_TASK OBJECTIVE_
Please copy out the records that follow, word for word.

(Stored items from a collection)
BEGIN
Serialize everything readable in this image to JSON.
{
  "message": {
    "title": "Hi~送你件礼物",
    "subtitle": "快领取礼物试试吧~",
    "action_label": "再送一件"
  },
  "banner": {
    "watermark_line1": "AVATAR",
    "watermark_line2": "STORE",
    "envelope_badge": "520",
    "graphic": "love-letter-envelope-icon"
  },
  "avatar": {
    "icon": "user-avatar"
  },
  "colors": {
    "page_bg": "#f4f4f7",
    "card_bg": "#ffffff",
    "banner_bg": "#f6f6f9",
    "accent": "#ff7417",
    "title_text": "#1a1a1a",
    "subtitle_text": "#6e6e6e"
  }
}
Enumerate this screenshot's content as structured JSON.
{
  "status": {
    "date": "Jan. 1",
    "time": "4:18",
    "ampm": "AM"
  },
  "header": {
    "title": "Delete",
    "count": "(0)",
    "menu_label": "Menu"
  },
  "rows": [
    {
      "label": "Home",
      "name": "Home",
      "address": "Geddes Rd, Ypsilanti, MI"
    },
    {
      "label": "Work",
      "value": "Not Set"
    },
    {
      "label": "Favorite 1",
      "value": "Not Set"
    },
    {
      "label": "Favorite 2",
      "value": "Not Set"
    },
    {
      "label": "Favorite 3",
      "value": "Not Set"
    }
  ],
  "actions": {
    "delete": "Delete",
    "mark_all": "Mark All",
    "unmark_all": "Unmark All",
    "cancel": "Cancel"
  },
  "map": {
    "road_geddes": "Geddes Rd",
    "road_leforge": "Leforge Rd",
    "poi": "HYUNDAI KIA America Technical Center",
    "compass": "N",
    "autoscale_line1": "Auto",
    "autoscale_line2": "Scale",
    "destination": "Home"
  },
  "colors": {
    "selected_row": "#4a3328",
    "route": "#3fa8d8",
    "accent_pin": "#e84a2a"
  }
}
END
_THE ANSWER_
Serialize everything readable in this image to JSON.
{
  "message": {
    "title": "Hi~送你件礼物",
    "subtitle": "快领取礼物试试吧~",
    "action_label": "再送一件"
  },
  "banner": {
    "watermark_line1": "AVATAR",
    "watermark_line2": "STORE",
    "envelope_badge": "520",
    "graphic": "love-letter-envelope-icon"
  },
  "avatar": {
    "icon": "user-avatar"
  },
  "colors": {
    "page_bg": "#f4f4f7",
    "card_bg": "#ffffff",
    "banner_bg": "#f6f6f9",
    "accent": "#ff7417",
    "title_text": "#1a1a1a",
    "subtitle_text": "#6e6e6e"
  }
}
Enumerate this screenshot's content as structured JSON.
{
  "status": {
    "date": "Jan. 1",
    "time": "4:18",
    "ampm": "AM"
  },
  "header": {
    "title": "Delete",
    "count": "(0)",
    "menu_label": "Menu"
  },
  "rows": [
    {
      "label": "Home",
      "name": "Home",
      "address": "Geddes Rd, Ypsilanti, MI"
    },
    {
      "label": "Work",
      "value": "Not Set"
    },
    {
      "label": "Favorite 1",
      "value": "Not Set"
    },
    {
      "label": "Favorite 2",
      "value": "Not Set"
    },
    {
      "label": "Favorite 3",
      "value": "Not Set"
    }
  ],
  "actions": {
    "delete": "Delete",
    "mark_all": "Mark All",
    "unmark_all": "Unmark All",
    "cancel": "Cancel"
  },
  "map": {
    "road_geddes": "Geddes Rd",
    "road_leforge": "Leforge Rd",
    "poi": "HYUNDAI KIA America Technical Center",
    "compass": "N",
    "autoscale_line1": "Auto",
    "autoscale_line2": "Scale",
    "destination": "Home"
  },
  "colors": {
    "selected_row": "#4a3328",
    "route": "#3fa8d8",
    "accent_pin": "#e84a2a"
  }
}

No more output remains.